Here's a more researched account of 19th century German immigration to the Hebbville area. There were actually two waves of German immigration, one starting in 1816, and then a "full tide" in the years 1850-1861. The first Sauters in the area, Christian and Barbara, moved to their farm on Windsor Mill Road in 1822. The deed was in German. It's labeled on the 1857 map above as "Mrs. Sauter". The map also shows the properties of their two sons, Christian, Jr., and Julius. In both of those cases, "Sauter" is misspelled, but it's definitely us.
The map, and this history, comes from "Woodlawn, Franklintown and Hebbville; Three Communities--Two Centuries" by The Woodlawn History Committee (Mike Drass, et al), 1977. An excellent job! It also includes an 1850 map and an 1863 military map showing Sauters.
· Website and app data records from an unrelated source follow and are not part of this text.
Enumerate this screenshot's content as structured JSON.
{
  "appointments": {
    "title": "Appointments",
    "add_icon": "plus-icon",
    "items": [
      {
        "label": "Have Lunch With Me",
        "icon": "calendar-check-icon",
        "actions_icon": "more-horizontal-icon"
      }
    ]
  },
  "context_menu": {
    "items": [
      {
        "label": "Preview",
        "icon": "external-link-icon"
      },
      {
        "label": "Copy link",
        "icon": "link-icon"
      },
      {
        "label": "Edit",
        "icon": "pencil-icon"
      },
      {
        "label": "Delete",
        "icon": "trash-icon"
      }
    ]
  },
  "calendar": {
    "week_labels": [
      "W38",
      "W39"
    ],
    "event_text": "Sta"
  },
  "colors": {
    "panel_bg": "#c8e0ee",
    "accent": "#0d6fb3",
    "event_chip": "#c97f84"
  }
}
Our family attended the same Emmart's Methodist Church shown on the NW corner of Dogwood and Rolling Roads. It was built in 1855. Back then, it had a slave gallery. Sauters were not among the few slaveholders in the area.
There were no Civil War battles in the area, but there is a claim that Union Woods got its name after "Union troops chased Confederates out of the woods from which they had been raiding local farms for three days."
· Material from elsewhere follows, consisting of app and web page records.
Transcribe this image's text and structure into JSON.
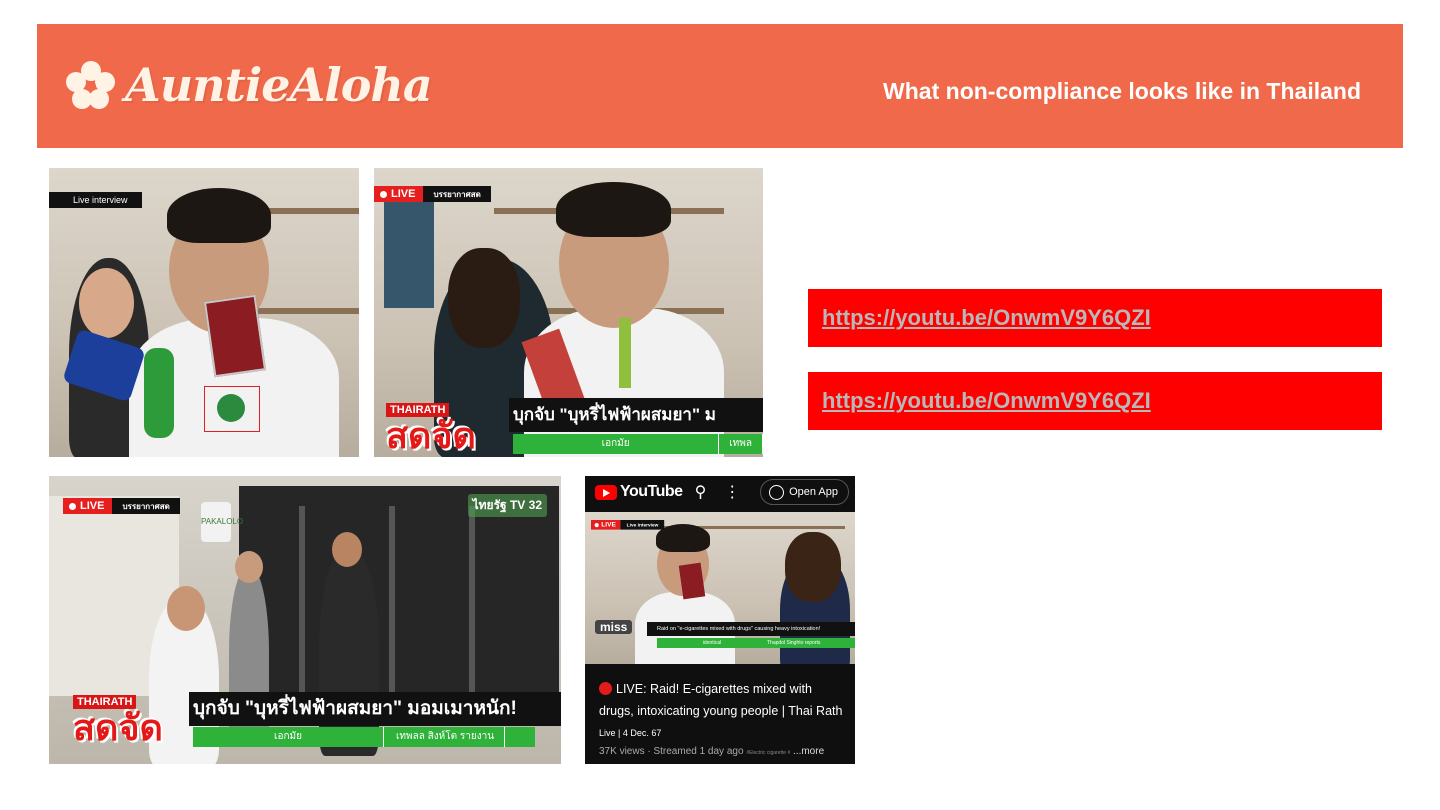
{
  "header": {
    "brand": "AuntieAloha",
    "subtitle": "What non-compliance looks like in Thailand",
    "color": "#f0694a"
  },
  "links": [
    {
      "text": "https://youtu.be/OnwmV9Y6QZI"
    },
    {
      "text": "https://youtu.be/OnwmV9Y6QZI"
    }
  ],
  "thumb1": {
    "tag": "Live interview"
  },
  "thumb2": {
    "live": "LIVE",
    "live_extra": "บรรยากาศสด",
    "brand_top": "THAIRATH",
    "brand_big": "สดจัด",
    "headline": "บุกจับ \"บุหรี่ไฟฟ้าผสมยา\" ม",
    "ticker": [
      "เอกมัย",
      "เทพล"
    ]
  },
  "thumb3": {
    "live": "LIVE",
    "live_extra": "บรรยากาศสด",
    "channel": "ไทยรัฐ TV 32",
    "store_sign": "PAKALOLO",
    "brand_top": "THAIRATH",
    "brand_big": "สดจัด",
    "headline": "บุกจับ \"บุหรี่ไฟฟ้าผสมยา\" มอมเมาหนัก!",
    "ticker": [
      "เอกมัย",
      "เทพลล สิงห์โต  รายงาน"
    ]
  },
  "youtube": {
    "logo": "YouTube",
    "open_app": "Open App",
    "inner_banner": "Raid on \"e-cigarettes mixed with drugs\" causing heavy intoxication!",
    "inner_ticker": [
      "identical",
      "Thapdol Singhto reports"
    ],
    "inner_brand": "miss",
    "title": "LIVE: Raid! E-cigarettes mixed with drugs, intoxicating young people | Thai Rath",
    "subtitle": "Live | 4 Dec. 67",
    "meta": "37K views · Streamed 1 day ago",
    "hashtag": "#Electric cigarette #",
    "more": "...more"
  }
}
You may not have heard of Woodlawn, Baltimore County, Maryland, but Woodlawn has heard of you. The Social Security Administration, which is the largest government agency outside of the D.C. area, set up its operation in Woodlawn in the early 1960s.
As far as I know, Ben's Run, seen in the upper left of the map, is no relation.
Helpful keywords not in the main text: pennsylvania dutch; smearcase.